_Records to use_
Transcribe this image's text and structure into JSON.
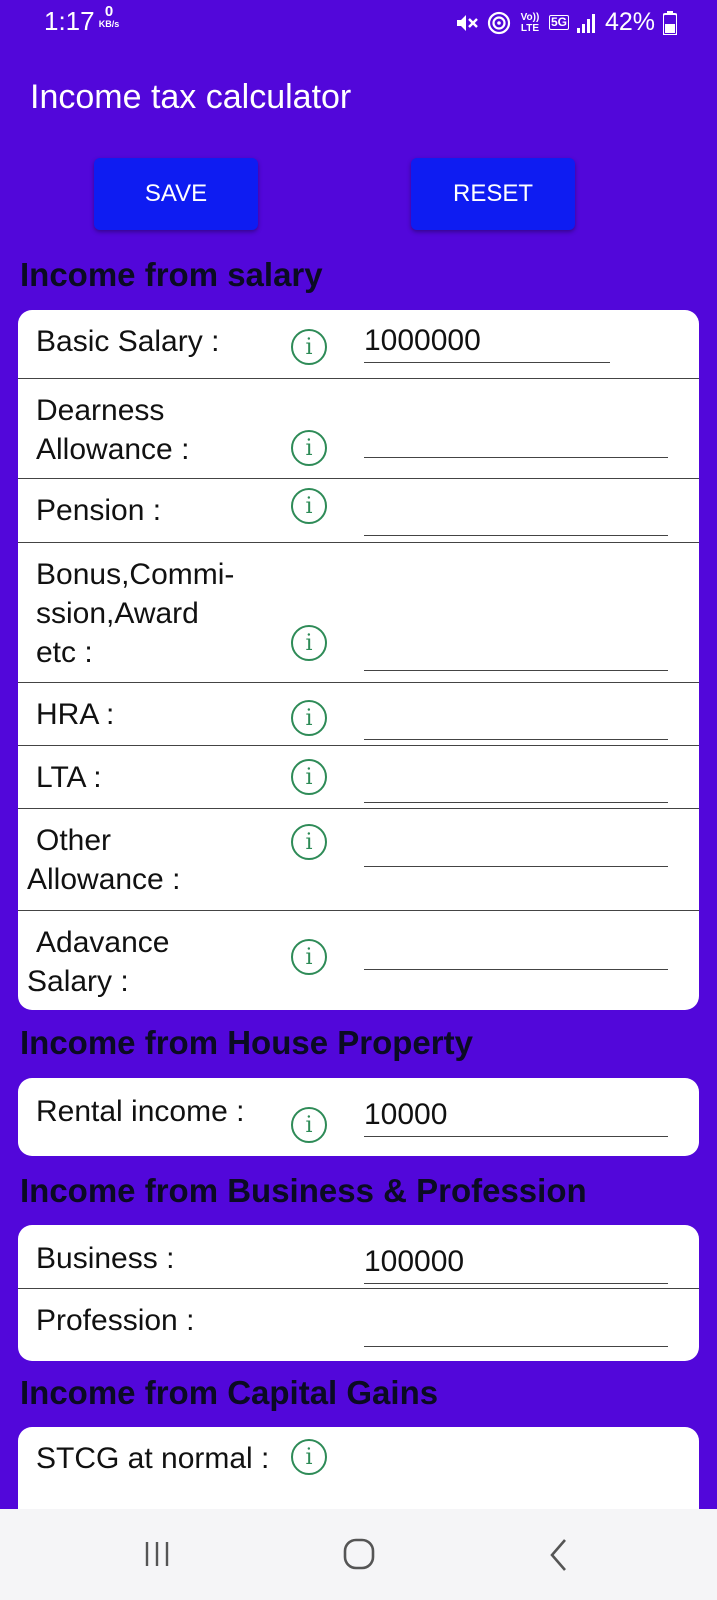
{
  "status_bar": {
    "time": "1:17",
    "net_speed_value": "0",
    "net_speed_unit": "KB/s",
    "volte": "Vo)) LTE",
    "network": "5G",
    "battery": "42%"
  },
  "app": {
    "title": "Income tax calculator"
  },
  "actions": {
    "save": "SAVE",
    "reset": "RESET"
  },
  "sections": {
    "salary": {
      "title": "Income from salary",
      "basic": "Basic Salary :",
      "basic_value": "1000000",
      "da_1": "Dearness",
      "da_2": "Allowance :",
      "pension": "Pension :",
      "bonus_1": "Bonus,Commi-",
      "bonus_2": "ssion,Award",
      "bonus_3": "etc :",
      "hra": "HRA :",
      "lta": "LTA :",
      "other_1": "Other",
      "other_2": "Allowance :",
      "adv_1": "Adavance",
      "adv_2": "Salary :"
    },
    "house": {
      "title": "Income from House Property",
      "rental": "Rental income :",
      "rental_value": "10000"
    },
    "business": {
      "title": "Income from Business & Profession",
      "business": "Business :",
      "business_value": "100000",
      "profession": "Profession :"
    },
    "capital": {
      "title": "Income from Capital Gains",
      "stcg": "STCG at normal :"
    }
  },
  "icons": {
    "info": "i",
    "info_icon_name": "info-circle-icon"
  },
  "colors": {
    "app_background": "#5207DA",
    "button": "#0E1CF2",
    "info_icon": "#2E8B57"
  }
}
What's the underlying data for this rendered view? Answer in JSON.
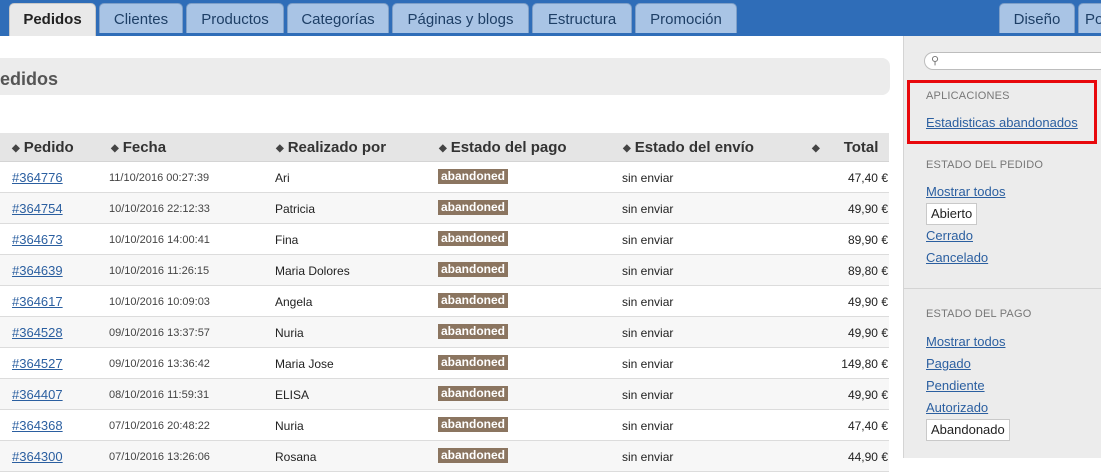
{
  "tabs": [
    {
      "label": "Pedidos",
      "active": true
    },
    {
      "label": "Clientes"
    },
    {
      "label": "Productos"
    },
    {
      "label": "Categorías"
    },
    {
      "label": "Páginas y blogs"
    },
    {
      "label": "Estructura"
    },
    {
      "label": "Promoción"
    }
  ],
  "right_tabs": [
    {
      "label": "Diseño"
    },
    {
      "label": "Po"
    }
  ],
  "page_title": "edidos",
  "table": {
    "columns": [
      "Pedido",
      "Fecha",
      "Realizado por",
      "Estado del pago",
      "Estado del envío",
      "Total"
    ],
    "rows": [
      {
        "id": "#364776",
        "date": "11/10/2016 00:27:39",
        "by": "Ari",
        "payment": "abandoned",
        "shipping": "sin enviar",
        "total": "47,40 €"
      },
      {
        "id": "#364754",
        "date": "10/10/2016 22:12:33",
        "by": "Patricia",
        "payment": "abandoned",
        "shipping": "sin enviar",
        "total": "49,90 €"
      },
      {
        "id": "#364673",
        "date": "10/10/2016 14:00:41",
        "by": "Fina",
        "payment": "abandoned",
        "shipping": "sin enviar",
        "total": "89,90 €"
      },
      {
        "id": "#364639",
        "date": "10/10/2016 11:26:15",
        "by": "Maria Dolores",
        "payment": "abandoned",
        "shipping": "sin enviar",
        "total": "89,80 €"
      },
      {
        "id": "#364617",
        "date": "10/10/2016 10:09:03",
        "by": "Angela",
        "payment": "abandoned",
        "shipping": "sin enviar",
        "total": "49,90 €"
      },
      {
        "id": "#364528",
        "date": "09/10/2016 13:37:57",
        "by": "Nuria",
        "payment": "abandoned",
        "shipping": "sin enviar",
        "total": "49,90 €"
      },
      {
        "id": "#364527",
        "date": "09/10/2016 13:36:42",
        "by": "Maria Jose",
        "payment": "abandoned",
        "shipping": "sin enviar",
        "total": "149,80 €"
      },
      {
        "id": "#364407",
        "date": "08/10/2016 11:59:31",
        "by": "ELISA",
        "payment": "abandoned",
        "shipping": "sin enviar",
        "total": "49,90 €"
      },
      {
        "id": "#364368",
        "date": "07/10/2016 20:48:22",
        "by": "Nuria",
        "payment": "abandoned",
        "shipping": "sin enviar",
        "total": "47,40 €"
      },
      {
        "id": "#364300",
        "date": "07/10/2016 13:26:06",
        "by": "Rosana",
        "payment": "abandoned",
        "shipping": "sin enviar",
        "total": "44,90 €"
      }
    ]
  },
  "sidebar": {
    "search_icon": "search-icon",
    "apps_title": "APLICACIONES",
    "apps_link": "Estadisticas abandonados",
    "order_status_title": "ESTADO DEL PEDIDO",
    "order_status_items": [
      {
        "label": "Mostrar todos",
        "kind": "link"
      },
      {
        "label": "Abierto",
        "kind": "selected"
      },
      {
        "label": "Cerrado",
        "kind": "link"
      },
      {
        "label": "Cancelado",
        "kind": "link"
      }
    ],
    "payment_status_title": "ESTADO DEL PAGO",
    "payment_status_items": [
      {
        "label": "Mostrar todos",
        "kind": "link"
      },
      {
        "label": "Pagado",
        "kind": "link"
      },
      {
        "label": "Pendiente",
        "kind": "link"
      },
      {
        "label": "Autorizado",
        "kind": "link"
      },
      {
        "label": "Abandonado",
        "kind": "selected"
      }
    ]
  },
  "colors": {
    "topbar": "#2f6db8",
    "badge": "#8b7560",
    "link": "#2b5fa0",
    "highlight": "#e8080c"
  }
}
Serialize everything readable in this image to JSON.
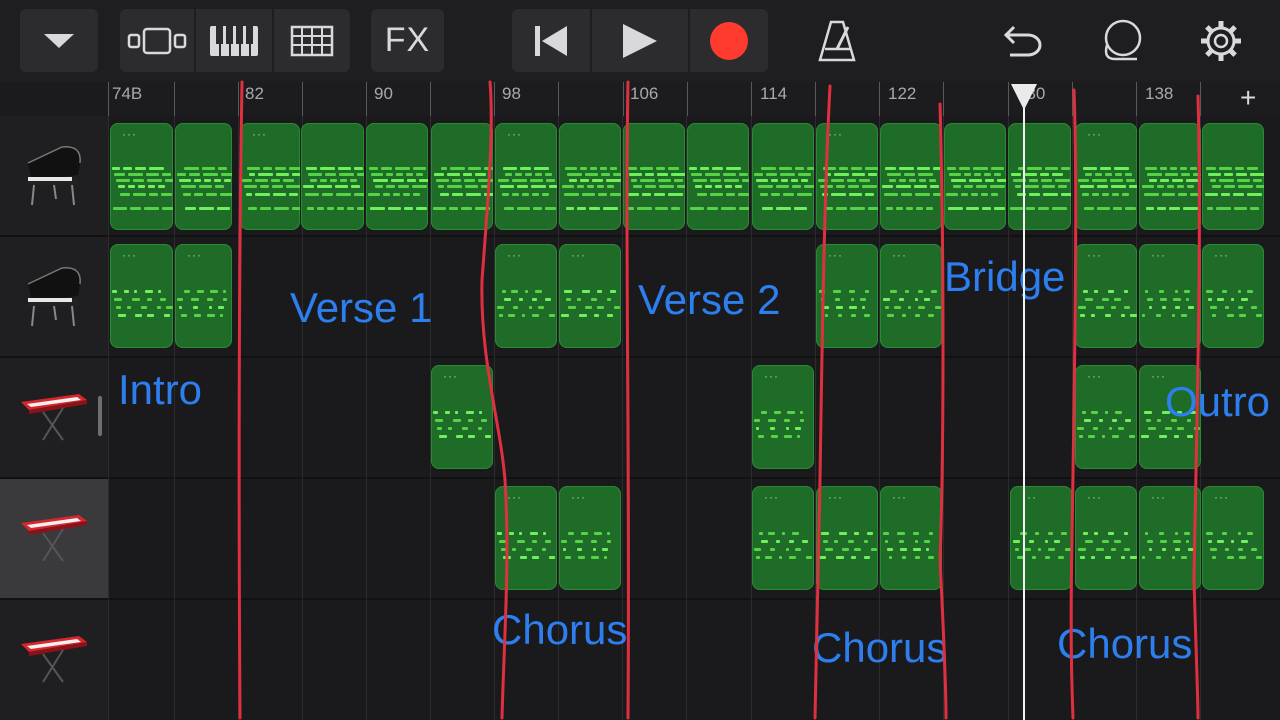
{
  "toolbar": {
    "menu_icon": "chevron-down-icon",
    "views": [
      "tracks-view-icon",
      "keyboard-icon",
      "grid-icon"
    ],
    "fx_label": "FX",
    "transport": [
      "rewind-icon",
      "play-icon",
      "record-icon"
    ],
    "metronome_icon": "metronome-icon",
    "undo_icon": "undo-icon",
    "loop_icon": "loop-icon",
    "settings_icon": "gear-icon",
    "record_color": "#ff3b30"
  },
  "ruler": {
    "labels": [
      "74B",
      "82",
      "90",
      "98",
      "106",
      "114",
      "122",
      "130",
      "138"
    ],
    "add_label": "+"
  },
  "tracks": [
    {
      "instrument": "grand-piano-icon"
    },
    {
      "instrument": "grand-piano-icon"
    },
    {
      "instrument": "synth-keyboard-icon"
    },
    {
      "instrument": "synth-keyboard-icon",
      "selected": true
    },
    {
      "instrument": "synth-keyboard-icon"
    }
  ],
  "regions": {
    "dots": "···"
  },
  "sections": {
    "intro": "Intro",
    "verse1": "Verse 1",
    "verse2": "Verse 2",
    "bridge": "Bridge",
    "outro": "Outro",
    "chorus1": "Chorus",
    "chorus2": "Chorus",
    "chorus3": "Chorus"
  },
  "annotation_color": "#e03040",
  "label_color": "#2d7ff0"
}
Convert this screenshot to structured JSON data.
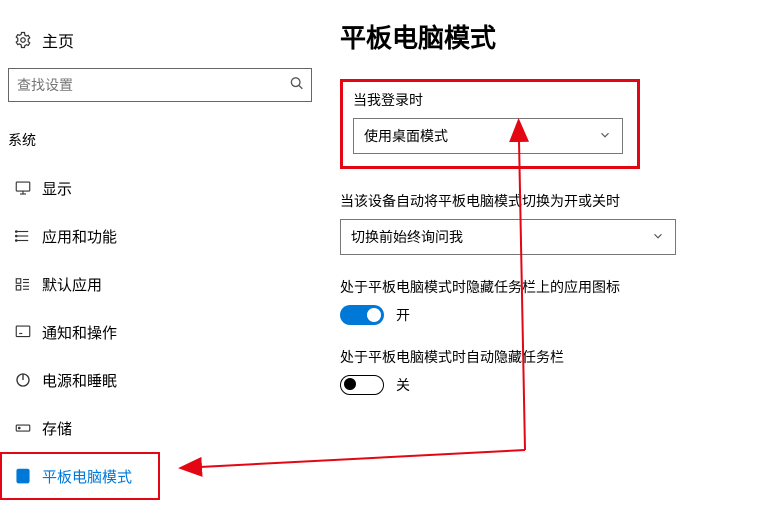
{
  "sidebar": {
    "home_label": "主页",
    "search_placeholder": "查找设置",
    "section_label": "系统",
    "items": [
      {
        "label": "显示"
      },
      {
        "label": "应用和功能"
      },
      {
        "label": "默认应用"
      },
      {
        "label": "通知和操作"
      },
      {
        "label": "电源和睡眠"
      },
      {
        "label": "存储"
      },
      {
        "label": "平板电脑模式"
      }
    ]
  },
  "main": {
    "title": "平板电脑模式",
    "block1": {
      "label": "当我登录时",
      "value": "使用桌面模式"
    },
    "block2": {
      "label": "当该设备自动将平板电脑模式切换为开或关时",
      "value": "切换前始终询问我"
    },
    "block3": {
      "label": "处于平板电脑模式时隐藏任务栏上的应用图标",
      "toggle_state": "on",
      "toggle_text": "开"
    },
    "block4": {
      "label": "处于平板电脑模式时自动隐藏任务栏",
      "toggle_state": "off",
      "toggle_text": "关"
    }
  },
  "annotations": {
    "highlight_box_color": "#e30613"
  }
}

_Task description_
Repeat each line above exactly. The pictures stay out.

_Answer box_
Transcribe this image's text and structure into JSON.
{
  "status_bar": {
    "time": "1:17",
    "net_speed_value": "0",
    "net_speed_unit": "KB/s",
    "volte": "Vo)) LTE",
    "network": "5G",
    "battery": "42%"
  },
  "app": {
    "title": "Income tax calculator"
  },
  "actions": {
    "save": "SAVE",
    "reset": "RESET"
  },
  "sections": {
    "salary": {
      "title": "Income from salary",
      "basic": "Basic Salary :",
      "basic_value": "1000000",
      "da_1": "Dearness",
      "da_2": "Allowance :",
      "pension": "Pension :",
      "bonus_1": "Bonus,Commi-",
      "bonus_2": "ssion,Award",
      "bonus_3": "etc :",
      "hra": "HRA :",
      "lta": "LTA :",
      "other_1": "Other",
      "other_2": "Allowance :",
      "adv_1": "Adavance",
      "adv_2": "Salary :"
    },
    "house": {
      "title": "Income from House Property",
      "rental": "Rental income :",
      "rental_value": "10000"
    },
    "business": {
      "title": "Income from Business & Profession",
      "business": "Business :",
      "business_value": "100000",
      "profession": "Profession :"
    },
    "capital": {
      "title": "Income from Capital Gains",
      "stcg": "STCG at normal :"
    }
  },
  "icons": {
    "info": "i",
    "info_icon_name": "info-circle-icon"
  },
  "colors": {
    "app_background": "#5207DA",
    "button": "#0E1CF2",
    "info_icon": "#2E8B57"
  }
}
What's the underlying data for this rendered view? Answer in JSON.
{
  "tabs": [
    {
      "label": "Pedidos",
      "active": true
    },
    {
      "label": "Clientes"
    },
    {
      "label": "Productos"
    },
    {
      "label": "Categorías"
    },
    {
      "label": "Páginas y blogs"
    },
    {
      "label": "Estructura"
    },
    {
      "label": "Promoción"
    }
  ],
  "right_tabs": [
    {
      "label": "Diseño"
    },
    {
      "label": "Po"
    }
  ],
  "page_title": "edidos",
  "table": {
    "columns": [
      "Pedido",
      "Fecha",
      "Realizado por",
      "Estado del pago",
      "Estado del envío",
      "Total"
    ],
    "rows": [
      {
        "id": "#364776",
        "date": "11/10/2016 00:27:39",
        "by": "Ari",
        "payment": "abandoned",
        "shipping": "sin enviar",
        "total": "47,40 €"
      },
      {
        "id": "#364754",
        "date": "10/10/2016 22:12:33",
        "by": "Patricia",
        "payment": "abandoned",
        "shipping": "sin enviar",
        "total": "49,90 €"
      },
      {
        "id": "#364673",
        "date": "10/10/2016 14:00:41",
        "by": "Fina",
        "payment": "abandoned",
        "shipping": "sin enviar",
        "total": "89,90 €"
      },
      {
        "id": "#364639",
        "date": "10/10/2016 11:26:15",
        "by": "Maria Dolores",
        "payment": "abandoned",
        "shipping": "sin enviar",
        "total": "89,80 €"
      },
      {
        "id": "#364617",
        "date": "10/10/2016 10:09:03",
        "by": "Angela",
        "payment": "abandoned",
        "shipping": "sin enviar",
        "total": "49,90 €"
      },
      {
        "id": "#364528",
        "date": "09/10/2016 13:37:57",
        "by": "Nuria",
        "payment": "abandoned",
        "shipping": "sin enviar",
        "total": "49,90 €"
      },
      {
        "id": "#364527",
        "date": "09/10/2016 13:36:42",
        "by": "Maria Jose",
        "payment": "abandoned",
        "shipping": "sin enviar",
        "total": "149,80 €"
      },
      {
        "id": "#364407",
        "date": "08/10/2016 11:59:31",
        "by": "ELISA",
        "payment": "abandoned",
        "shipping": "sin enviar",
        "total": "49,90 €"
      },
      {
        "id": "#364368",
        "date": "07/10/2016 20:48:22",
        "by": "Nuria",
        "payment": "abandoned",
        "shipping": "sin enviar",
        "total": "47,40 €"
      },
      {
        "id": "#364300",
        "date": "07/10/2016 13:26:06",
        "by": "Rosana",
        "payment": "abandoned",
        "shipping": "sin enviar",
        "total": "44,90 €"
      }
    ]
  },
  "sidebar": {
    "search_icon": "search-icon",
    "apps_title": "APLICACIONES",
    "apps_link": "Estadisticas abandonados",
    "order_status_title": "ESTADO DEL PEDIDO",
    "order_status_items": [
      {
        "label": "Mostrar todos",
        "kind": "link"
      },
      {
        "label": "Abierto",
        "kind": "selected"
      },
      {
        "label": "Cerrado",
        "kind": "link"
      },
      {
        "label": "Cancelado",
        "kind": "link"
      }
    ],
    "payment_status_title": "ESTADO DEL PAGO",
    "payment_status_items": [
      {
        "label": "Mostrar todos",
        "kind": "link"
      },
      {
        "label": "Pagado",
        "kind": "link"
      },
      {
        "label": "Pendiente",
        "kind": "link"
      },
      {
        "label": "Autorizado",
        "kind": "link"
      },
      {
        "label": "Abandonado",
        "kind": "selected"
      }
    ]
  },
  "colors": {
    "topbar": "#2f6db8",
    "badge": "#8b7560",
    "link": "#2b5fa0",
    "highlight": "#e8080c"
  }
}
Serialize everything readable in this image to JSON.
{
  "toolbar": {
    "menu_icon": "chevron-down-icon",
    "views": [
      "tracks-view-icon",
      "keyboard-icon",
      "grid-icon"
    ],
    "fx_label": "FX",
    "transport": [
      "rewind-icon",
      "play-icon",
      "record-icon"
    ],
    "metronome_icon": "metronome-icon",
    "undo_icon": "undo-icon",
    "loop_icon": "loop-icon",
    "settings_icon": "gear-icon",
    "record_color": "#ff3b30"
  },
  "ruler": {
    "labels": [
      "74B",
      "82",
      "90",
      "98",
      "106",
      "114",
      "122",
      "130",
      "138"
    ],
    "add_label": "+"
  },
  "tracks": [
    {
      "instrument": "grand-piano-icon"
    },
    {
      "instrument": "grand-piano-icon"
    },
    {
      "instrument": "synth-keyboard-icon"
    },
    {
      "instrument": "synth-keyboard-icon",
      "selected": true
    },
    {
      "instrument": "synth-keyboard-icon"
    }
  ],
  "regions": {
    "dots": "···"
  },
  "sections": {
    "intro": "Intro",
    "verse1": "Verse 1",
    "verse2": "Verse 2",
    "bridge": "Bridge",
    "outro": "Outro",
    "chorus1": "Chorus",
    "chorus2": "Chorus",
    "chorus3": "Chorus"
  },
  "annotation_color": "#e03040",
  "label_color": "#2d7ff0"
}
Convert this screenshot to structured JSON data.
{
  "sidebar": {
    "home_label": "主页",
    "search_placeholder": "查找设置",
    "section_label": "系统",
    "items": [
      {
        "label": "显示"
      },
      {
        "label": "应用和功能"
      },
      {
        "label": "默认应用"
      },
      {
        "label": "通知和操作"
      },
      {
        "label": "电源和睡眠"
      },
      {
        "label": "存储"
      },
      {
        "label": "平板电脑模式"
      }
    ]
  },
  "main": {
    "title": "平板电脑模式",
    "block1": {
      "label": "当我登录时",
      "value": "使用桌面模式"
    },
    "block2": {
      "label": "当该设备自动将平板电脑模式切换为开或关时",
      "value": "切换前始终询问我"
    },
    "block3": {
      "label": "处于平板电脑模式时隐藏任务栏上的应用图标",
      "toggle_state": "on",
      "toggle_text": "开"
    },
    "block4": {
      "label": "处于平板电脑模式时自动隐藏任务栏",
      "toggle_state": "off",
      "toggle_text": "关"
    }
  },
  "annotations": {
    "highlight_box_color": "#e30613"
  }
}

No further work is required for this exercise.